**What is being asked:**
All of the data is to be written out again exactly, without the pictures.
+++ Input data +++
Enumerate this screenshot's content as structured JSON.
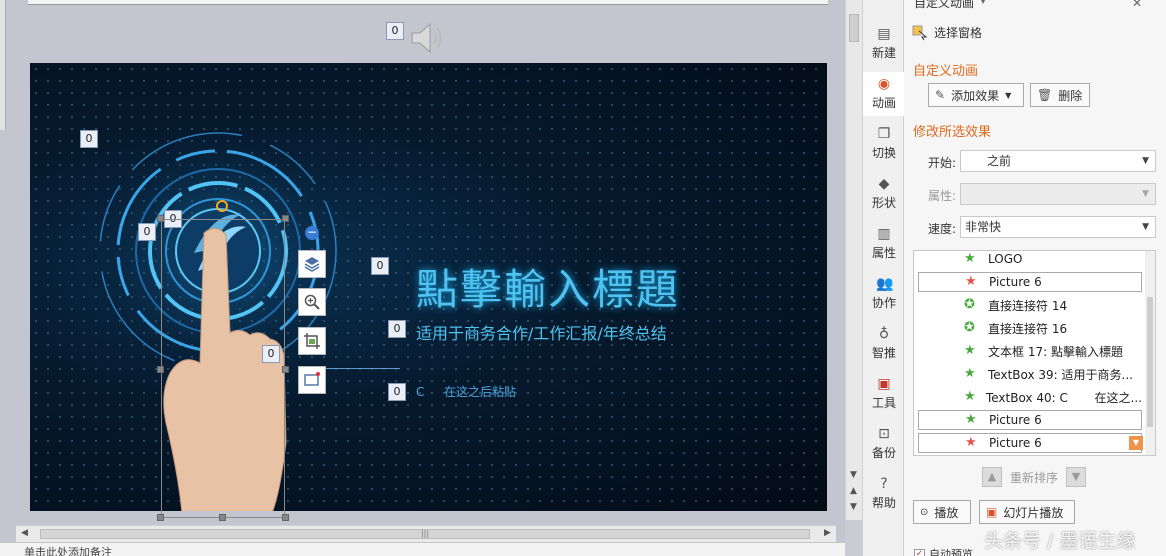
{
  "slide": {
    "title": "點擊輸入標題",
    "subtitle": "适用于商务合作/工作汇报/年终总结",
    "paste_prefix": "C",
    "paste_text": "在这之后粘贴"
  },
  "tags": [
    "0",
    "0",
    "0",
    "0",
    "0",
    "0",
    "0",
    "0"
  ],
  "notes": {
    "placeholder": "单击此处添加备注"
  },
  "sidebar": {
    "items": [
      {
        "label": "新建",
        "icon": "new-doc-icon"
      },
      {
        "label": "动画",
        "icon": "animation-icon"
      },
      {
        "label": "切换",
        "icon": "transition-icon"
      },
      {
        "label": "形状",
        "icon": "shape-icon"
      },
      {
        "label": "属性",
        "icon": "properties-icon"
      },
      {
        "label": "协作",
        "icon": "collaborate-icon"
      },
      {
        "label": "智推",
        "icon": "smart-recommend-icon"
      },
      {
        "label": "工具",
        "icon": "toolbox-icon"
      },
      {
        "label": "备份",
        "icon": "backup-icon"
      },
      {
        "label": "帮助",
        "icon": "help-icon"
      }
    ]
  },
  "pane": {
    "title": "自定义动画",
    "select_pane": "选择窗格",
    "custom_anim_title": "自定义动画",
    "add_effect": "添加效果",
    "delete": "删除",
    "modify_title": "修改所选效果",
    "start_label": "开始:",
    "start_value": "之前",
    "property_label": "属性:",
    "property_value": "",
    "speed_label": "速度:",
    "speed_value": "非常快",
    "reorder": "重新排序",
    "play": "播放",
    "slideshow": "幻灯片播放",
    "auto_preview": "自动预览"
  },
  "animations": [
    {
      "label": "LOGO",
      "type": "entrance"
    },
    {
      "label": "Picture 6",
      "type": "exit"
    },
    {
      "label": "直接连接符 14",
      "type": "emphasis"
    },
    {
      "label": "直接连接符 16",
      "type": "emphasis"
    },
    {
      "label": "文本框 17: 點擊輸入標題",
      "type": "entrance"
    },
    {
      "label": "TextBox 39: 适用于商务...",
      "type": "entrance"
    },
    {
      "label": "TextBox 40: C       在这之...",
      "type": "entrance"
    },
    {
      "label": "Picture 6",
      "type": "entrance"
    },
    {
      "label": "Picture 6",
      "type": "exit"
    }
  ],
  "colors": {
    "accent_orange": "#e06a1b",
    "slide_text": "#4fc2ef",
    "entrance_star": "#46a93a",
    "exit_star": "#e4534a"
  },
  "watermark": "头条号 / 墨语生缘"
}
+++
**Solved problem:**
Enumerate this screenshot's content as structured JSON.
{
  "slide": {
    "title": "點擊輸入標題",
    "subtitle": "适用于商务合作/工作汇报/年终总结",
    "paste_prefix": "C",
    "paste_text": "在这之后粘贴"
  },
  "tags": [
    "0",
    "0",
    "0",
    "0",
    "0",
    "0",
    "0",
    "0"
  ],
  "notes": {
    "placeholder": "单击此处添加备注"
  },
  "sidebar": {
    "items": [
      {
        "label": "新建",
        "icon": "new-doc-icon"
      },
      {
        "label": "动画",
        "icon": "animation-icon"
      },
      {
        "label": "切换",
        "icon": "transition-icon"
      },
      {
        "label": "形状",
        "icon": "shape-icon"
      },
      {
        "label": "属性",
        "icon": "properties-icon"
      },
      {
        "label": "协作",
        "icon": "collaborate-icon"
      },
      {
        "label": "智推",
        "icon": "smart-recommend-icon"
      },
      {
        "label": "工具",
        "icon": "toolbox-icon"
      },
      {
        "label": "备份",
        "icon": "backup-icon"
      },
      {
        "label": "帮助",
        "icon": "help-icon"
      }
    ]
  },
  "pane": {
    "title": "自定义动画",
    "select_pane": "选择窗格",
    "custom_anim_title": "自定义动画",
    "add_effect": "添加效果",
    "delete": "删除",
    "modify_title": "修改所选效果",
    "start_label": "开始:",
    "start_value": "之前",
    "property_label": "属性:",
    "property_value": "",
    "speed_label": "速度:",
    "speed_value": "非常快",
    "reorder": "重新排序",
    "play": "播放",
    "slideshow": "幻灯片播放",
    "auto_preview": "自动预览"
  },
  "animations": [
    {
      "label": "LOGO",
      "type": "entrance"
    },
    {
      "label": "Picture 6",
      "type": "exit"
    },
    {
      "label": "直接连接符 14",
      "type": "emphasis"
    },
    {
      "label": "直接连接符 16",
      "type": "emphasis"
    },
    {
      "label": "文本框 17: 點擊輸入標題",
      "type": "entrance"
    },
    {
      "label": "TextBox 39: 适用于商务...",
      "type": "entrance"
    },
    {
      "label": "TextBox 40: C       在这之...",
      "type": "entrance"
    },
    {
      "label": "Picture 6",
      "type": "entrance"
    },
    {
      "label": "Picture 6",
      "type": "exit"
    }
  ],
  "colors": {
    "accent_orange": "#e06a1b",
    "slide_text": "#4fc2ef",
    "entrance_star": "#46a93a",
    "exit_star": "#e4534a"
  },
  "watermark": "头条号 / 墨语生缘"
}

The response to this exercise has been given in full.